This term refers an accidental symbol that raises a note by three semitones (or three half steps). This symbol is indicated by a sharp symbol (♯) and a double sharp symbol () preceding the note. It should be noted that the triple sharp is extremely rare and can only be found in a very few compositions throughout all of the history of modern musical notation. It is only used in classical music and is more theoretical than practical. Most musicians (professional or amateur) will never see or perform a triple sharp in their entire musical career.
The triple sharp symbol alters the pitch of the note to which it is attached as well as any subsequent occurrence of the same note (identical line or space) in the same measure. Notes with the same pitch name, but a higher or lower octave, are not effected. Any note with a triple sharp that also has a tie across a barline carries the triple sharp to the note on the other side of the barline. Notes in the new measure that are not tied to altered notes from the previous measure revert to their original pitch and are performed using the current key signature. It should also be noted that a triple sharp will always be shown with the sharp (♯) symbol followed by the double sharp symbol (), regardless of the key signature.
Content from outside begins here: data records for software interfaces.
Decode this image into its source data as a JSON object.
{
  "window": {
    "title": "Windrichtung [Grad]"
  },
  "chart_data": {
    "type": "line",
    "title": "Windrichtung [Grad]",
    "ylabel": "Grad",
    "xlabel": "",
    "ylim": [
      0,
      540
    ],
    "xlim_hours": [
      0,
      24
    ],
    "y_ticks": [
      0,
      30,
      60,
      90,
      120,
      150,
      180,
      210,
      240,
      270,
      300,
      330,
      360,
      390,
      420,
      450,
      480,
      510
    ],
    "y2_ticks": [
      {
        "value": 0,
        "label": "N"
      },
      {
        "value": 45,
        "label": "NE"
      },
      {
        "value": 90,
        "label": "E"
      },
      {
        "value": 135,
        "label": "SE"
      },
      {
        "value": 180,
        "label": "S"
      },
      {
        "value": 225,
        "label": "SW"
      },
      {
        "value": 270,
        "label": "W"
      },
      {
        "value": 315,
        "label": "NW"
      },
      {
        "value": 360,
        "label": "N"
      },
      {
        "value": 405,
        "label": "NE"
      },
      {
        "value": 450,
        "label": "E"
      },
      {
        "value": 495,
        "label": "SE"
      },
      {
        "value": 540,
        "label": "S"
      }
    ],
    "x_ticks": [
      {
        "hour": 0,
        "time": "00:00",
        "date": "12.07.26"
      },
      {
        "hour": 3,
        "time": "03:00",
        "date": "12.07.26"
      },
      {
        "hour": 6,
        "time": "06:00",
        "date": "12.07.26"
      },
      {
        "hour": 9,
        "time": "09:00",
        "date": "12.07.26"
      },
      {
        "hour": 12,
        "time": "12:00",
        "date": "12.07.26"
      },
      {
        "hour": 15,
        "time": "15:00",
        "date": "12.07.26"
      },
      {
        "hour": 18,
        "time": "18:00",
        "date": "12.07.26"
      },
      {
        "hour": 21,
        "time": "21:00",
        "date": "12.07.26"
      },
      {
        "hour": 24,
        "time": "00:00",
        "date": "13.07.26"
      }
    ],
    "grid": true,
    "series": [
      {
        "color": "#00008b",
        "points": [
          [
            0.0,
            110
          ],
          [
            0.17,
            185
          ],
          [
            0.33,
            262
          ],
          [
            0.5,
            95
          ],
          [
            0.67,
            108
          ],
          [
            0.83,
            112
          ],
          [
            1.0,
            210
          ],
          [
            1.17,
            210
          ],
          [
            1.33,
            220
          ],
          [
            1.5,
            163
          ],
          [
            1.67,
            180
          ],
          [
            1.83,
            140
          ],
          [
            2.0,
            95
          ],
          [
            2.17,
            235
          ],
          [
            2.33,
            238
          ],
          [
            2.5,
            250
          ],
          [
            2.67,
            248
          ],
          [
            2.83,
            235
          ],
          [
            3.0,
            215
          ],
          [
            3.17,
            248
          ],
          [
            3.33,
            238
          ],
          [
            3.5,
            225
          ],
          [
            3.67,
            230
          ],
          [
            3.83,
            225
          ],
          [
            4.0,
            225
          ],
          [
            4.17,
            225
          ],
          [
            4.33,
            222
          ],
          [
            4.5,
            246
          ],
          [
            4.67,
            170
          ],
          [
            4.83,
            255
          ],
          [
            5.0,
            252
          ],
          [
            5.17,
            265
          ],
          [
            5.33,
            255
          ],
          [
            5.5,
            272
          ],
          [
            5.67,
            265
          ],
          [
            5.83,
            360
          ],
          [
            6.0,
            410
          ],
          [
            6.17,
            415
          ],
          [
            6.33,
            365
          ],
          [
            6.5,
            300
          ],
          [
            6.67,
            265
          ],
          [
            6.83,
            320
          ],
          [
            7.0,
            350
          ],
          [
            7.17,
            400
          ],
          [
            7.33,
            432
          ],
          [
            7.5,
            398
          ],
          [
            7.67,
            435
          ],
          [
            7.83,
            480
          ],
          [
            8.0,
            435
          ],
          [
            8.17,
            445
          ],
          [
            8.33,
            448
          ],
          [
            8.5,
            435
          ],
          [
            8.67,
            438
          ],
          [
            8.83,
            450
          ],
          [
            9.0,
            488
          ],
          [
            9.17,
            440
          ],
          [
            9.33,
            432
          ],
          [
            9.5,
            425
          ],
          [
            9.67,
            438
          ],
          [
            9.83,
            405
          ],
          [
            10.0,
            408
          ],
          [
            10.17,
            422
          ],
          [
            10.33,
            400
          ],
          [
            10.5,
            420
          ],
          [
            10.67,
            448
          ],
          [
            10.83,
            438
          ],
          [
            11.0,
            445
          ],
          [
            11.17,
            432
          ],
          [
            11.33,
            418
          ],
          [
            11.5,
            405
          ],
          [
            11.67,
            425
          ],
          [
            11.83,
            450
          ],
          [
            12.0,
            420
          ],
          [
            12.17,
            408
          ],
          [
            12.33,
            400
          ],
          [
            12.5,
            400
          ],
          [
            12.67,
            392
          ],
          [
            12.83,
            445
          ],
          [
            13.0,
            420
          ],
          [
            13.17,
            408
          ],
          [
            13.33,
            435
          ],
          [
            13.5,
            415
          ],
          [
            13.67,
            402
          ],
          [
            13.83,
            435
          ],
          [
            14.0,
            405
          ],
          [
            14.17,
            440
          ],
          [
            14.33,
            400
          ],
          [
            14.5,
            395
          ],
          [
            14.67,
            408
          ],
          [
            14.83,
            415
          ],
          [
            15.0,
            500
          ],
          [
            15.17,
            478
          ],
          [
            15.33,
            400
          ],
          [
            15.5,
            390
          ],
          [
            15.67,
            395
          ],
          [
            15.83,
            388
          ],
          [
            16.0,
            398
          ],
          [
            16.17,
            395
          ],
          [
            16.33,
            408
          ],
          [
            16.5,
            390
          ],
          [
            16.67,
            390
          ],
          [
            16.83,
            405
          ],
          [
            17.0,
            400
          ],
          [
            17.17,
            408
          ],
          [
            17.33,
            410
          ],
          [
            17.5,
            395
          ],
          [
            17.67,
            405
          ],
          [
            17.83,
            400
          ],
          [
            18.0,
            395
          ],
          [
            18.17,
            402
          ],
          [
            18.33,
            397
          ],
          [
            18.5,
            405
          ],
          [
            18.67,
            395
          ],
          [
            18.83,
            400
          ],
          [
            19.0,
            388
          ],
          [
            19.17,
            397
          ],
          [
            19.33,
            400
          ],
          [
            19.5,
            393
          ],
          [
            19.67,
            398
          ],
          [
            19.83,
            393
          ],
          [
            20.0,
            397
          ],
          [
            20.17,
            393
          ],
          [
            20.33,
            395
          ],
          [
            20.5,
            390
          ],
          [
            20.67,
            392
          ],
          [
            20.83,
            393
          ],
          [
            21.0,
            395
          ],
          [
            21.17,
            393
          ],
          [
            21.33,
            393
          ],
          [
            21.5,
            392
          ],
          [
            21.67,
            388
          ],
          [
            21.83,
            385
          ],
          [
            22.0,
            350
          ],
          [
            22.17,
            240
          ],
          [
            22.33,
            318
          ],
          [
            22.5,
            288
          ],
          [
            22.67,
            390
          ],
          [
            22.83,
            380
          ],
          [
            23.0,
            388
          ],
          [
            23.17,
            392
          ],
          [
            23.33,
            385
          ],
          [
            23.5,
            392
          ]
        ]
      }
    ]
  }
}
The example below shows a rare triple sharp in the Etude no. 10 from Douze etudes dans tous les tons mineur, Op. 39 (1857), by Charles-Valentin Alkan.
Etude no. 10 from Douze etudes dans tous les tons mineur, Op. 39 (1857) - Charles-Valentin Alkan